- Data listing:
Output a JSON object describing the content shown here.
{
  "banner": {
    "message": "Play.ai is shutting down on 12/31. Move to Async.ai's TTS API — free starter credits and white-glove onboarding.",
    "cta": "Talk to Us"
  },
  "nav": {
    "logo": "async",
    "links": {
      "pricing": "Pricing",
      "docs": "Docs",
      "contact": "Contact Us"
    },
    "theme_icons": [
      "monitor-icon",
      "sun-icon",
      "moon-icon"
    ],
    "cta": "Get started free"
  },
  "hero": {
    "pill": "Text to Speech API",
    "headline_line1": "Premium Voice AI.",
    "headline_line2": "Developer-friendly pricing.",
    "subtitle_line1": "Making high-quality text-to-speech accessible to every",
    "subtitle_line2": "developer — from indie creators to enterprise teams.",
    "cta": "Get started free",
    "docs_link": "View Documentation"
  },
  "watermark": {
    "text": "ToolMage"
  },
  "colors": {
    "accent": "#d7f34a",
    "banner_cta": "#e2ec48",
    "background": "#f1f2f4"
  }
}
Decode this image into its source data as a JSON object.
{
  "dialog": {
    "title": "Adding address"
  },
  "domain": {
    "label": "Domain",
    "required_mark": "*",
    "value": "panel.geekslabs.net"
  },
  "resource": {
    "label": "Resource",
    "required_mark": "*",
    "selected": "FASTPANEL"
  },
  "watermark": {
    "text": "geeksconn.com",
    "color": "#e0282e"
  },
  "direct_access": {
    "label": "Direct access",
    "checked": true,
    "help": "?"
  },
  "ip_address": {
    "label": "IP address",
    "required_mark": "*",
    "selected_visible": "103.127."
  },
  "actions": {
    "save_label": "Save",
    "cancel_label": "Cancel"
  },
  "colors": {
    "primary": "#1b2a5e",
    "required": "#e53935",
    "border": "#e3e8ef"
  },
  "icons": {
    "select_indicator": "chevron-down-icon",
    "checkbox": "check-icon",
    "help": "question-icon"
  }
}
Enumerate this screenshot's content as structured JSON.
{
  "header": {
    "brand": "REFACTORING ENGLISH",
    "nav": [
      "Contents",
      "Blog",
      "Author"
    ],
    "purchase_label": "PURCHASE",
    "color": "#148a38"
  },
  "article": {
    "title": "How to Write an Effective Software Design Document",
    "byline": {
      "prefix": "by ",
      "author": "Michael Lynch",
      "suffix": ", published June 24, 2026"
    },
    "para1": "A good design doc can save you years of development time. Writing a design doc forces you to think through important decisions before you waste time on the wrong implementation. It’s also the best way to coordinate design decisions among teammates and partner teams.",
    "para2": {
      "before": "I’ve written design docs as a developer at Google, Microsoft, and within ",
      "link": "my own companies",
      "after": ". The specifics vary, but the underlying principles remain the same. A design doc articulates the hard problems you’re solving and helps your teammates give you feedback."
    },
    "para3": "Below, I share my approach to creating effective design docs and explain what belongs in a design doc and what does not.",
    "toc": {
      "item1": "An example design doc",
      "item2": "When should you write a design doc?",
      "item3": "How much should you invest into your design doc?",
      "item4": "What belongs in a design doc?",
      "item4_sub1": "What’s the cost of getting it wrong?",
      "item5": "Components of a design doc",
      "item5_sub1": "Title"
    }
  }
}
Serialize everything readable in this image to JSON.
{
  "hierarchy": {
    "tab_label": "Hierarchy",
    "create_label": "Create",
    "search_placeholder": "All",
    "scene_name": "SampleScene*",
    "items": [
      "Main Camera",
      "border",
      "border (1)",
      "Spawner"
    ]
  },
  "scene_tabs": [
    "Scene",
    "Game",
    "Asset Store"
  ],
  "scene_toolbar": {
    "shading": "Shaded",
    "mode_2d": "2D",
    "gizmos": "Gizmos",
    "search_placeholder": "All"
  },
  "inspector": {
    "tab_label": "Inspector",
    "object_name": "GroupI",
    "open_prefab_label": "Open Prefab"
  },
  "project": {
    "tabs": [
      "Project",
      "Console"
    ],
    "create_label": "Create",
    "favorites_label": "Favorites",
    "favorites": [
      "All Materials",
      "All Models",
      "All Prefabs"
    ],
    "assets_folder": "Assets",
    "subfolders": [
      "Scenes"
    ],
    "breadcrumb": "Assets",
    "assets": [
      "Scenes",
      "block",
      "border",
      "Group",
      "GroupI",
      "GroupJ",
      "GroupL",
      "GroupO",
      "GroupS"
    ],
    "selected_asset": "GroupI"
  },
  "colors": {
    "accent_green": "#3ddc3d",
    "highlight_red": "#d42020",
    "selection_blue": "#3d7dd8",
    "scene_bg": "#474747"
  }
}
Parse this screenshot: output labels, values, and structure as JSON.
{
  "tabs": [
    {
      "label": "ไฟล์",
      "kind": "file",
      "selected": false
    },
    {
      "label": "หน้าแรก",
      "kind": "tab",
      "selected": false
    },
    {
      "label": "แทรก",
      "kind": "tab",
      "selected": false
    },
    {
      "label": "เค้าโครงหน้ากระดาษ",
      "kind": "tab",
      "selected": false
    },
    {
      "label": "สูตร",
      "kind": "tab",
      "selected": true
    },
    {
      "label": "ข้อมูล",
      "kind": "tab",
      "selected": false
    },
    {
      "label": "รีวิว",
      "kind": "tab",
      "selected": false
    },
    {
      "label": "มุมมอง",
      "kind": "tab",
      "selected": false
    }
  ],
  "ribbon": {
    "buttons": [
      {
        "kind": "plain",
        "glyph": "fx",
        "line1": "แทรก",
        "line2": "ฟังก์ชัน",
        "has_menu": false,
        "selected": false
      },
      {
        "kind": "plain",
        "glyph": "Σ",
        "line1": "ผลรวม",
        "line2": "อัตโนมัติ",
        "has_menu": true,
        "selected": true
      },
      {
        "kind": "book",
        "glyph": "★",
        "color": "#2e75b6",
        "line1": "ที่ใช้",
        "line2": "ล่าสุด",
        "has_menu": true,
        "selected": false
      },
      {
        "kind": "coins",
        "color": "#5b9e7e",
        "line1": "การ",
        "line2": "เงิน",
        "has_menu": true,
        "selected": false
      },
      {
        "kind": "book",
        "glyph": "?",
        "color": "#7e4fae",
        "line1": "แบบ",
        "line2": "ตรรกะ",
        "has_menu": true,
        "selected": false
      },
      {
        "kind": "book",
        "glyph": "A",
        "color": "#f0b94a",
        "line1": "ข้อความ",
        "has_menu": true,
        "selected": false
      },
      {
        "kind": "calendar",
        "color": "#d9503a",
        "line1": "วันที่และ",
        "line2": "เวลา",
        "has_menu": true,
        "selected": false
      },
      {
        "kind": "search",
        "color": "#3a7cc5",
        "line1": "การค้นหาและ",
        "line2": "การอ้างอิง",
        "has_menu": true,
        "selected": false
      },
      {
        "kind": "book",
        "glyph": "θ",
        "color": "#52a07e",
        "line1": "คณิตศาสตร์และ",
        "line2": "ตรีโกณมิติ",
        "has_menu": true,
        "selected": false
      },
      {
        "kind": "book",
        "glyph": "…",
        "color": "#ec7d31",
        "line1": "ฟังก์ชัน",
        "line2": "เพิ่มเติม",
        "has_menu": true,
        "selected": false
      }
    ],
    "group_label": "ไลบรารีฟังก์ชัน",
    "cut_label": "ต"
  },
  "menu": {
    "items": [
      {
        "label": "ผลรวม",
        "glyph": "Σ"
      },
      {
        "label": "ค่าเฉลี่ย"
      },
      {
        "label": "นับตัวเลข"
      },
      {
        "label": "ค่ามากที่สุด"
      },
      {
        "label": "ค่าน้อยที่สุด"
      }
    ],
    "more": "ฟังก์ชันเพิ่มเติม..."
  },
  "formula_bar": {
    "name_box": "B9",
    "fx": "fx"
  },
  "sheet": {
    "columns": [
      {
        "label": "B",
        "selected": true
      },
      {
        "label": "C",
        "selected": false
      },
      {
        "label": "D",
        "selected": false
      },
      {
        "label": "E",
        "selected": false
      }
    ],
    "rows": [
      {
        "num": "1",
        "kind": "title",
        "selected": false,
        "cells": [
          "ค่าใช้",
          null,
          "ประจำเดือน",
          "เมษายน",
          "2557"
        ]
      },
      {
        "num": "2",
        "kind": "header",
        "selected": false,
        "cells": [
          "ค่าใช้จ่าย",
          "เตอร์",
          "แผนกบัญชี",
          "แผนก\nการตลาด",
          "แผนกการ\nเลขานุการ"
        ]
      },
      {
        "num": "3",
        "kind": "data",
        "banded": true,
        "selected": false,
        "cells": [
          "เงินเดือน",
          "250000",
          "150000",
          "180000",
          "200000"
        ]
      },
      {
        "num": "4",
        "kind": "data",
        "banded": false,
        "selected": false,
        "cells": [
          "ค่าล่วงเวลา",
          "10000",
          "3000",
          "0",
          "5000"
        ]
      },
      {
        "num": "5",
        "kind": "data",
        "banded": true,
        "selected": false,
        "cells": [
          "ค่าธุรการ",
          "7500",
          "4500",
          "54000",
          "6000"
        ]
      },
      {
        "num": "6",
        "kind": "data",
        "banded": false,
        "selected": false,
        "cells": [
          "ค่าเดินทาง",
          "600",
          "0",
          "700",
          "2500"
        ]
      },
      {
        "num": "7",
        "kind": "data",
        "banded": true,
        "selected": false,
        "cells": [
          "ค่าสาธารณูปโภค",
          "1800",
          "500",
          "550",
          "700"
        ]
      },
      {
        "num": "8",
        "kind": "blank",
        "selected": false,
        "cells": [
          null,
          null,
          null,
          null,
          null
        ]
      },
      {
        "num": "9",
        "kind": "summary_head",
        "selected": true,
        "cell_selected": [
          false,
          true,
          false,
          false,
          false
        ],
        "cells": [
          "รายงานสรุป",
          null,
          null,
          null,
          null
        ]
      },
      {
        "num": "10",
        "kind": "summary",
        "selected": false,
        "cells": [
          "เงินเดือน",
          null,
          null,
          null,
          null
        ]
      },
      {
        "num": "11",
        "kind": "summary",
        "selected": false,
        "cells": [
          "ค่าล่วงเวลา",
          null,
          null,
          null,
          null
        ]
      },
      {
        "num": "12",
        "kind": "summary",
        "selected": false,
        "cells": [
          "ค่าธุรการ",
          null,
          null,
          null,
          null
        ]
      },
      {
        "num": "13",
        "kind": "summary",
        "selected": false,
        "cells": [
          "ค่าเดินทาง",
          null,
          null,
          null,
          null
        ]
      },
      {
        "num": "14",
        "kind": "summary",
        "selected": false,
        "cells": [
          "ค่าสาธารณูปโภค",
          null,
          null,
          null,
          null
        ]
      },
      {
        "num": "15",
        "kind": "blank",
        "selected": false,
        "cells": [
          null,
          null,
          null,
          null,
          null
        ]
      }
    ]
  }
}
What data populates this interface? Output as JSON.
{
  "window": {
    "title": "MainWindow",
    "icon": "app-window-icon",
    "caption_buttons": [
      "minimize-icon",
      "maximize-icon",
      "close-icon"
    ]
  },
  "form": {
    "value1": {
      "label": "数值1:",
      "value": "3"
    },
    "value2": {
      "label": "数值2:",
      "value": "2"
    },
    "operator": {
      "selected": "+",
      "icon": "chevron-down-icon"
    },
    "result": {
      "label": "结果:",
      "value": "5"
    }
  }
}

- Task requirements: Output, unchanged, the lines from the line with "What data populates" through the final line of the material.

- Result below:
What data populates this interface? Output as JSON.
{
  "window": {
    "title": "MainWindow",
    "icon": "app-window-icon",
    "caption_buttons": [
      "minimize-icon",
      "maximize-icon",
      "close-icon"
    ]
  },
  "form": {
    "value1": {
      "label": "数值1:",
      "value": "3"
    },
    "value2": {
      "label": "数值2:",
      "value": "2"
    },
    "operator": {
      "selected": "+",
      "icon": "chevron-down-icon"
    },
    "result": {
      "label": "结果:",
      "value": "5"
    }
  }
}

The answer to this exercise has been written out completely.